An additional 103 cases of COVID-19 have been confirmed in Minnesota and seven more people have died from the disease, according to Thursday's update from the Minnesota Department of Health.
That brings the coronavirus death toll in Minnesota to 94, while the number of confirmed cases increased to 1,912.
The increase in confirmed cases comes after 1,433 tests were performed between 4 p.m. Tuesday and 4 p.m. Wednesday, which is the cut-off point of the daily reporting period. A total of just over 1,800 tests were completed Monday and Tuesday combined.
There has also been an increase in the number of patients in the ICU, rising from 93 to 103.
- Confirmed cases: 1,912 (up from 1,809)
- Deaths: 94 (up from 87)
- Total hospitalized: 475 (up from 445)
- Still hospitalized: 213 (up from 197)
- Patients in intensive care: 103 (up from 93).
- Patient recoveries: 1,020 (up from 940).
Fifty-two of the 94 deaths are from Hennepin County, where there are now 706 confirmed cases. Scroll through the chart below to find case totals for every county where the virus has been confirmed.
On Wednesday, Gov. Tim Walz noted that Minnesota's mitigation and social distancing prowess has helped slow the outbreak. He compared Minnesota to Louisiana, saying Minnesota reached 100 confirmed cases before Louisiana did.
"We were worse than Louisiana at one point, in quickness to 100 cases," Walz said. "Now they have blown up and gone off. Minnesota has been able to stay where we are because we're doing these things right."
As of Wednesday, Louisiana, a state with approximately 1 million fewer residents than Minnesota, had 21,951 laboratory-confirmed tests and 1,103 deaths.
The major difference, however, is that Minnesota has conducted just over 40,000 molecular diagnostic tests for COVID-19 while Louisiana has produced nearly 122,000 tests, according to Johns Hopkins University.
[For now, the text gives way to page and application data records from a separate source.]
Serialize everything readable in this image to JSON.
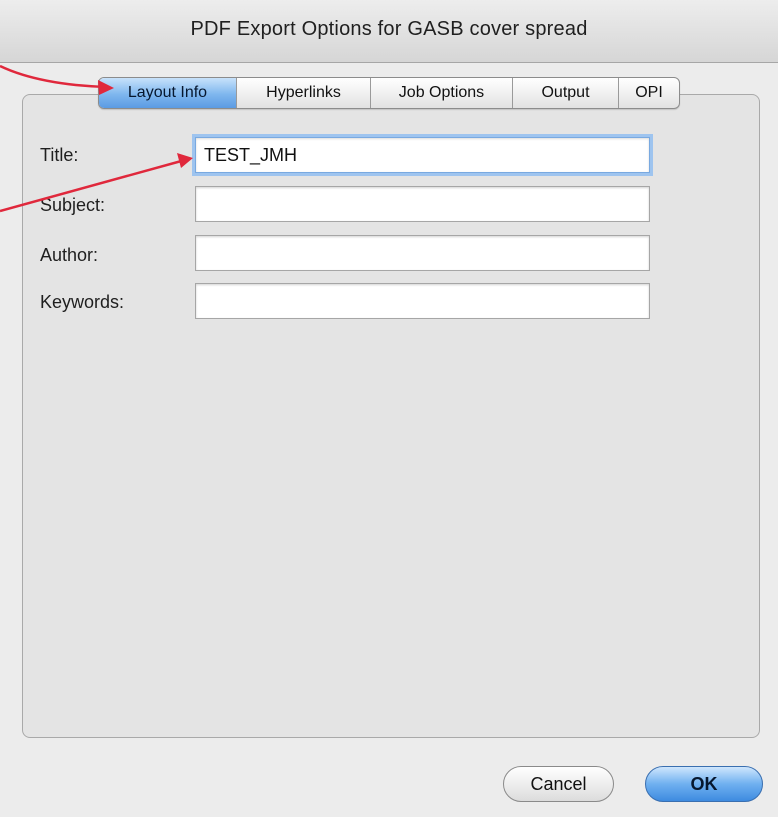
{
  "window": {
    "title": "PDF Export Options for GASB cover spread"
  },
  "tabs": [
    {
      "label": "Layout Info",
      "active": true
    },
    {
      "label": "Hyperlinks",
      "active": false
    },
    {
      "label": "Job Options",
      "active": false
    },
    {
      "label": "Output",
      "active": false
    },
    {
      "label": "OPI",
      "active": false
    }
  ],
  "form": {
    "title_label": "Title:",
    "title_value": "TEST_JMH",
    "subject_label": "Subject:",
    "subject_value": "",
    "author_label": "Author:",
    "author_value": "",
    "keywords_label": "Keywords:",
    "keywords_value": ""
  },
  "buttons": {
    "cancel_label": "Cancel",
    "ok_label": "OK"
  },
  "colors": {
    "accent_blue": "#5b9be3",
    "annotation_red": "#e0283c"
  }
}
Still, Minnesota has a much lower positive rate. For comparison, look no further than Wisconsin, where as of Wednesday our neighbor to the east had nearly double the number of positive cases (3,550) from only a few thousand more tests (43,327).
Minnesota Health Commissioner Jan Malcolm says that all of Minnesota's COVID-19 fatalities have been confirmed with testing. If deaths are only listed as "suspected" or "probable" of having been caused by COVID-19, they aren't included in the death count.
Anyone with COVID-19 symptoms – fever, cough, shortness of breath, body aches, headache, chills, or sore throat – should self-quarantine for at least seven days, or until going without a fever for 72 hours (without fever-reducing medication), according to guidance from the state health department.
The Centers for Disease Control & Prevention registered Minnesota as a "widespread" COVID-19 state on April 6, echoing the belief that the MDH has expressed to Minnesotans for weeks. Because of widespread community transmission, there are many more assumed cases of COVID-19 – possibly 100 times the number of confirmed cases – that cannot be formally diagnosed due to testing limitations.
The age range for confirmed cases has been as young as 4 weeks old to 104 years old, with a median age of 54, while the average age of persons who have died from the disease is 87.
You can find guidance on what to do in the event you have any kind of respiratory symptoms here.